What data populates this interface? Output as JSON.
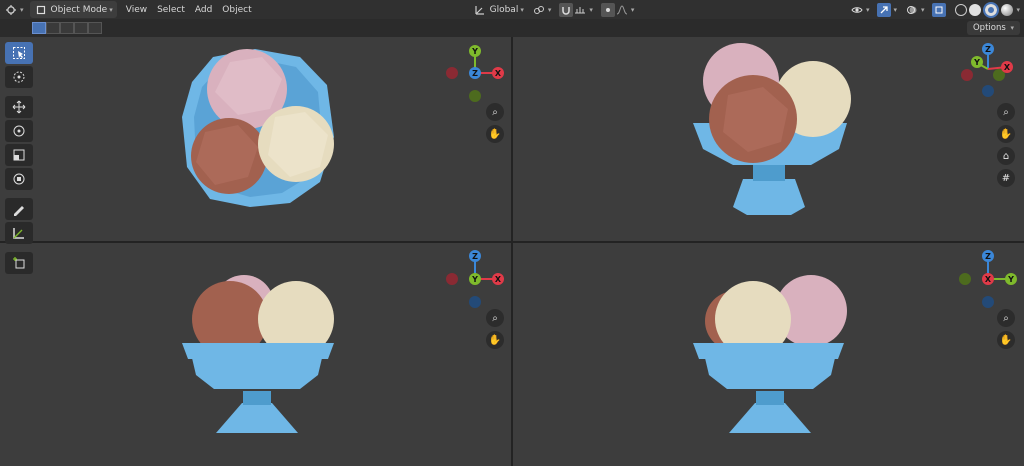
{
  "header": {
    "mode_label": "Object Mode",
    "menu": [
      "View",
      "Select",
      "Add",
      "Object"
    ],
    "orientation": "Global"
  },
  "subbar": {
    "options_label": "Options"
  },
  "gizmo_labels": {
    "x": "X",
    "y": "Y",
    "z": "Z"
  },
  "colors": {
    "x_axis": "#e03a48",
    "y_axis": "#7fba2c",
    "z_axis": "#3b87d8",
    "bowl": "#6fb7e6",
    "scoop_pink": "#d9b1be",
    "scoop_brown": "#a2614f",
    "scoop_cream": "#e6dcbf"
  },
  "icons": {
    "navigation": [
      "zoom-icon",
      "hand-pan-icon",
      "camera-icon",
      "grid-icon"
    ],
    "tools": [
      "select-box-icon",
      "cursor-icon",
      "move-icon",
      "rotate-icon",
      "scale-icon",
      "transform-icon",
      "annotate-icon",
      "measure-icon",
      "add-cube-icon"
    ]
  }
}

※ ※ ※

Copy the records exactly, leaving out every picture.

Task response:
What data populates this interface? Output as JSON.
{
  "header": {
    "mode_label": "Object Mode",
    "menu": [
      "View",
      "Select",
      "Add",
      "Object"
    ],
    "orientation": "Global"
  },
  "subbar": {
    "options_label": "Options"
  },
  "gizmo_labels": {
    "x": "X",
    "y": "Y",
    "z": "Z"
  },
  "colors": {
    "x_axis": "#e03a48",
    "y_axis": "#7fba2c",
    "z_axis": "#3b87d8",
    "bowl": "#6fb7e6",
    "scoop_pink": "#d9b1be",
    "scoop_brown": "#a2614f",
    "scoop_cream": "#e6dcbf"
  },
  "icons": {
    "navigation": [
      "zoom-icon",
      "hand-pan-icon",
      "camera-icon",
      "grid-icon"
    ],
    "tools": [
      "select-box-icon",
      "cursor-icon",
      "move-icon",
      "rotate-icon",
      "scale-icon",
      "transform-icon",
      "annotate-icon",
      "measure-icon",
      "add-cube-icon"
    ]
  }
}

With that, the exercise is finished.